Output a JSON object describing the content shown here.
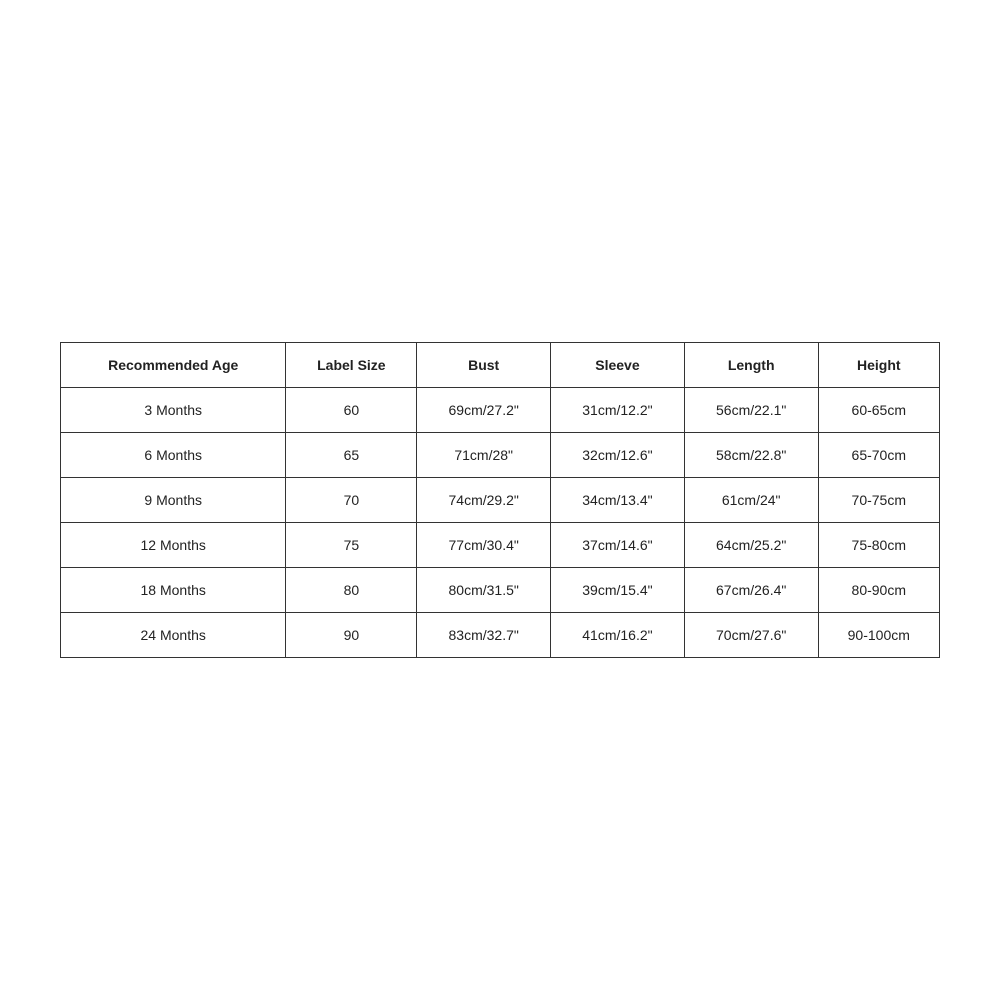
{
  "table": {
    "headers": [
      "Recommended Age",
      "Label Size",
      "Bust",
      "Sleeve",
      "Length",
      "Height"
    ],
    "rows": [
      {
        "age": "3 Months",
        "label_size": "60",
        "bust": "69cm/27.2\"",
        "sleeve": "31cm/12.2\"",
        "length": "56cm/22.1\"",
        "height": "60-65cm"
      },
      {
        "age": "6 Months",
        "label_size": "65",
        "bust": "71cm/28\"",
        "sleeve": "32cm/12.6\"",
        "length": "58cm/22.8\"",
        "height": "65-70cm"
      },
      {
        "age": "9 Months",
        "label_size": "70",
        "bust": "74cm/29.2\"",
        "sleeve": "34cm/13.4\"",
        "length": "61cm/24\"",
        "height": "70-75cm"
      },
      {
        "age": "12 Months",
        "label_size": "75",
        "bust": "77cm/30.4\"",
        "sleeve": "37cm/14.6\"",
        "length": "64cm/25.2\"",
        "height": "75-80cm"
      },
      {
        "age": "18 Months",
        "label_size": "80",
        "bust": "80cm/31.5\"",
        "sleeve": "39cm/15.4\"",
        "length": "67cm/26.4\"",
        "height": "80-90cm"
      },
      {
        "age": "24 Months",
        "label_size": "90",
        "bust": "83cm/32.7\"",
        "sleeve": "41cm/16.2\"",
        "length": "70cm/27.6\"",
        "height": "90-100cm"
      }
    ]
  }
}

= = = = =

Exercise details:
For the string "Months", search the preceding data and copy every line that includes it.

Finished task:
        "age": "3 Months",
        "age": "6 Months",
        "age": "9 Months",
        "age": "12 Months",
        "age": "18 Months",
        "age": "24 Months",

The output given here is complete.